Emotionally, he was in between two warring sides too. Could he possibly fight with his Grand-sire and Gurus and kill them, whatever be the fruits of that action, that would accrue to him? How could he do that? And yet, what was the way out? The war was already about to begin. The Pandavas depend most on one warrior and that was Arjuna. The Kauravas fear most, one warrior and that was Arjuna.

Arjuna holds the key to the result of the war - as it was always in the minds of both sides. He couldn't therefore leave the war field; but, he couldn't also fight the  Grand-sire and Gurus. Without fighting them, there could be no war at all. This was the Great Dilemma in Arjuna's mind.

And Lord Krishna opens up the first, most educative and illustrious advice to Arjuna in the next sloka. Here onwards, readers will find many slokas - which are jewels of wisdom. 

Many of them are also straightaway beneficial in current day's Personality development, Individual success and progress. As we go from chapter to chapter, Lord Krishna will be telling us many sciences , which are largely unknown to the current day, scientific world.

Many of these are extraordinary and unparalleled  quotable quotes as well.


Sree Bhagavaanuvaacha (Lord Krishna said as follows:)

Asochyaananvasochastvam prajnaavaadaamscha bhaashase   |

Gathaasoonagathaasoomscha naanusochanti Panditaah ||  

Meaning :
"you are grieving for those who should not be grieved for. And, you speak  words of wisdom. But the wise man does not grieve for either the dead or the living."
The Lord's very first words are - "You are grieving for those who should not be grieved for." This implies that whether it was the grandsire or the Gurus or the horrible sinners of the 100 Kauravas - all of them are not worth grieving for.

In fact, this is the first teaching of the Lord, not only to Arjuna, but for all of us. Grief for any one or any purpose is not the wise man's way. Grief of every kind is nicknamed by the one word , "samsaara"

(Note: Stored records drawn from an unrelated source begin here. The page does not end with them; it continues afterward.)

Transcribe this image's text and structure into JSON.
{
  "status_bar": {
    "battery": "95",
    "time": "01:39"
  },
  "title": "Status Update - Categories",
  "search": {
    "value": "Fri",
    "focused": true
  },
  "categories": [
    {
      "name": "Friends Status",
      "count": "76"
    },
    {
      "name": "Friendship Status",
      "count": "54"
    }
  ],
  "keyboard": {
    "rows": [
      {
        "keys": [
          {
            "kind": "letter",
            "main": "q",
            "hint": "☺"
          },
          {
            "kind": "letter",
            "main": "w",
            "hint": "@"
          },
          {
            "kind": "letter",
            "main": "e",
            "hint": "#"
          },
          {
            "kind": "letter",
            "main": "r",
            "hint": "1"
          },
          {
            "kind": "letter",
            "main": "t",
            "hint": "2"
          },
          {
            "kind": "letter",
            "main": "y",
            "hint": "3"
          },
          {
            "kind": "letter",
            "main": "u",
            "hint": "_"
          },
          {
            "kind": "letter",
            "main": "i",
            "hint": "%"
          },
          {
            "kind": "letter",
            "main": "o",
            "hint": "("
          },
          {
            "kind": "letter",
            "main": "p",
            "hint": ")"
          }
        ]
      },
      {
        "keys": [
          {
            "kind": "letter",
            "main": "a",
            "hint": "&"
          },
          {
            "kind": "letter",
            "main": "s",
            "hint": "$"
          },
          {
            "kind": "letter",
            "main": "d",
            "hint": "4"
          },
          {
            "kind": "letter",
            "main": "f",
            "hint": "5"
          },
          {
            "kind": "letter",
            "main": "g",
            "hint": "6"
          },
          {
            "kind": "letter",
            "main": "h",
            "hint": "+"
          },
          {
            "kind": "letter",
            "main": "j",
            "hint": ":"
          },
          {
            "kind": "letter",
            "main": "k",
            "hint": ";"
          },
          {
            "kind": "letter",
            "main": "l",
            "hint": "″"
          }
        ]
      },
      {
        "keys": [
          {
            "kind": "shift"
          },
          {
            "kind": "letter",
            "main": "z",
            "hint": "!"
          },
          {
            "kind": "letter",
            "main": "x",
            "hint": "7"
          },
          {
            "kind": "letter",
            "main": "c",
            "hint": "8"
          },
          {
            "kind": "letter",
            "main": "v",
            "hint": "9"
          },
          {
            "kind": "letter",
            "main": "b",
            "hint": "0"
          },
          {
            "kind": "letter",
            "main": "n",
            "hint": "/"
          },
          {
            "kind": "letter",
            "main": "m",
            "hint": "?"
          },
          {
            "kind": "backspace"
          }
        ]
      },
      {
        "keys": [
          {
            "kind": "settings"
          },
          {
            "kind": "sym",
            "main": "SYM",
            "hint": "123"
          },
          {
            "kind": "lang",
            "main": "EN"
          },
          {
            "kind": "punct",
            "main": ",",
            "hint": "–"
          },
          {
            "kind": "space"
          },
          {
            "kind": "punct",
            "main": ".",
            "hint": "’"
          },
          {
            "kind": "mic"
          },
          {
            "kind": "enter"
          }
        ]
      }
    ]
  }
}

"Samsaara" , as we generally use , means family or world and so on. But, in theology, Samsaara  means Grief and all grief producing objects and circumstances. Theology examines samsaara deeply and comes to the conclusion that everything in the world, be it the individual family or the whole world, is samsaara only, until it is properly understood. This aspect will be examined in more detail as we proceed further.

Lord Krishna emphasizes that the real wise man grieves not either for the living or for the dead. And he mildly ridicules Arjuna saying you speak words as if they are words of wisdom.

From this sloka onwards, I propose to use the present tense, since Gita's message is for us, for today and for everyday. It is not just for Arjuna. It is for everyone who swims in this samsaara. That is, all of us.

Does it look cruel to say - grieve not either for the living or for the Dead?

But, that is the wisest way of living. That is the wise man's way of living. Decide not to grieve - for grief is the very opposite of wisdom.

You can be either wise or you can be grieving - What do you want to be?


Nathvevaaham jaathu naasam na thvam neme janaadhipaah   |

na chaiva na bhavishyaamah sarve vayamatah param ||  

Meaning :
"Neither I nor you nor any of these kings were non-existent in the Past. Nor will we ever be non-existent in future."

Lord Krishna gives his clear justification why Arjuna should not grieve for any one in both the armies.

I exist always. You exist always. They exist always. None of us ever cease to exist. So, what is the Grief for?

But, as long as we look at ourselves as bodies with a mind, the grief looks justified. As bodies with minds, we are born, we grow, we suffer, we seem to enjoy, we degenerate, we grow old, we die. How could we not grieve when we suffer?

The answer lies in the next question. Are we merely bodies with minds? Lord Krishna will answer this - for us now.

.....will Continue.